Task prompt:
Count every line in the following entries where the word "title" appears. Give the count alone.

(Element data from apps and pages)

=====

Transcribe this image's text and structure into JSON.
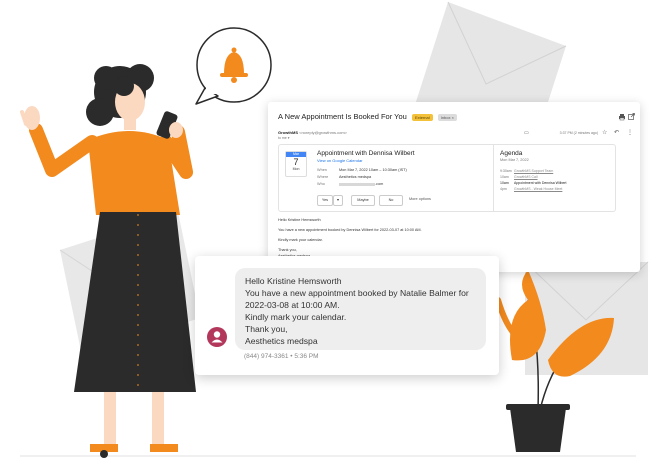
{
  "colors": {
    "accent_orange": "#f28a1e",
    "skirt": "#2b2b2b",
    "avatar": "#b3365b",
    "calendar_blue": "#4285f4",
    "link_blue": "#1a73e8"
  },
  "email": {
    "subject": "A New Appointment Is Booked For You",
    "tag_external": "External",
    "tag_inbox": "Inbox ×",
    "print_icon": "printer-icon",
    "open_icon": "open-in-new-icon",
    "sender": "GrowthMS",
    "sender_address": "<noreply@growthms.com>",
    "to": "to me ▾",
    "time": "3:37 PM (2 minutes ago)",
    "invite": {
      "cal_month": "Mar",
      "cal_day": "7",
      "cal_weekday": "Mon",
      "title": "Appointment with Dennisa Wilbert",
      "view_link": "View on Google Calendar",
      "when_label": "When",
      "when_value": "Mon Mar 7, 2022 10am – 10:30am (IST)",
      "where_label": "Where",
      "where_value": "Aesthetics medspa",
      "who_label": "Who",
      "who_value": ".com",
      "btn_yes": "Yes",
      "btn_maybe": "Maybe",
      "btn_no": "No",
      "more_options": "More options"
    },
    "agenda": {
      "title": "Agenda",
      "date": "Mon Mar 7, 2022",
      "items": [
        {
          "time": "9:30am",
          "event": "GrowthMS Support Team",
          "bold": false
        },
        {
          "time": "10am",
          "event": "GrowthMS Call",
          "bold": false
        },
        {
          "time": "10am",
          "event": "Appointment with Dennisa Wilbert",
          "bold": true
        },
        {
          "time": "4pm",
          "event": "GrowthMS - Weak House Meet",
          "bold": false
        }
      ]
    },
    "body": [
      "Hello Kristine Hemsworth",
      "You have a new appointment booked by Dennisa Wilbert for 2022-03-07 at 10:00 AM.",
      "Kindly mark your calendar.",
      "Thank you,",
      "Aesthetics medspa"
    ]
  },
  "sms": {
    "lines": [
      "Hello Kristine Hemsworth",
      "You have a new appointment booked by Natalie Balmer for",
      "2022-03-08 at 10:00 AM.",
      "Kindly mark your calendar.",
      "Thank you,",
      "Aesthetics medspa"
    ],
    "meta": "(844) 974-3361 • 5:36 PM"
  }
}
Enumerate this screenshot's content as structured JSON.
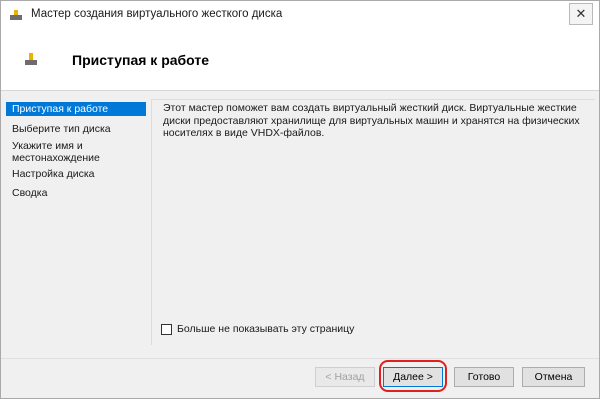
{
  "window": {
    "title": "Мастер создания виртуального жесткого диска",
    "close_glyph": "✕"
  },
  "header": {
    "title": "Приступая к работе",
    "icon": "disk-icon"
  },
  "sidebar": {
    "items": [
      {
        "label": "Приступая к работе",
        "active": true
      },
      {
        "label": "Выберите тип диска",
        "active": false
      },
      {
        "label_line1": "Укажите имя и",
        "label_line2": "местонахождение",
        "active": false
      },
      {
        "label": "Настройка диска",
        "active": false
      },
      {
        "label": "Сводка",
        "active": false
      }
    ]
  },
  "main": {
    "description": "Этот мастер поможет вам создать виртуальный жесткий диск. Виртуальные жесткие диски предоставляют хранилище для виртуальных машин и хранятся на физических носителях в виде VHDX-файлов.",
    "dont_show_label": "Больше не показывать эту страницу"
  },
  "buttons": {
    "back": "< Назад",
    "next": "Далее >",
    "finish": "Готово",
    "cancel": "Отмена"
  },
  "colors": {
    "accent": "#0078d7",
    "highlight": "#e02020"
  }
}
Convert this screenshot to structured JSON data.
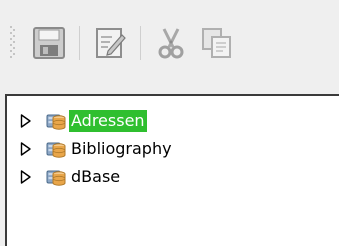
{
  "toolbar": {
    "buttons": [
      {
        "name": "save-button",
        "icon": "floppy-disk-icon",
        "enabled": false
      },
      {
        "name": "edit-button",
        "icon": "edit-document-icon",
        "enabled": false
      },
      {
        "name": "cut-button",
        "icon": "scissors-icon",
        "enabled": false
      },
      {
        "name": "copy-button",
        "icon": "copy-icon",
        "enabled": false
      }
    ]
  },
  "tree": {
    "items": [
      {
        "label": "Adressen",
        "icon": "database-icon",
        "selected": true
      },
      {
        "label": "Bibliography",
        "icon": "database-icon",
        "selected": false
      },
      {
        "label": "dBase",
        "icon": "database-icon",
        "selected": false
      }
    ]
  },
  "colors": {
    "selection": "#2fbf2f",
    "background": "#efefef"
  }
}
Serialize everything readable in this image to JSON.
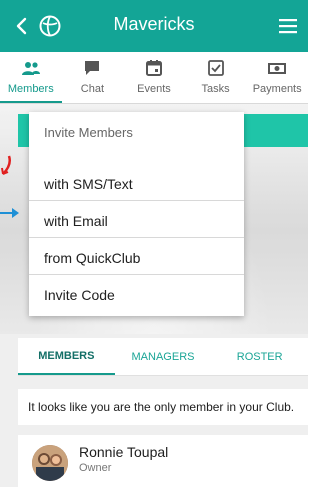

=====

Output below:
4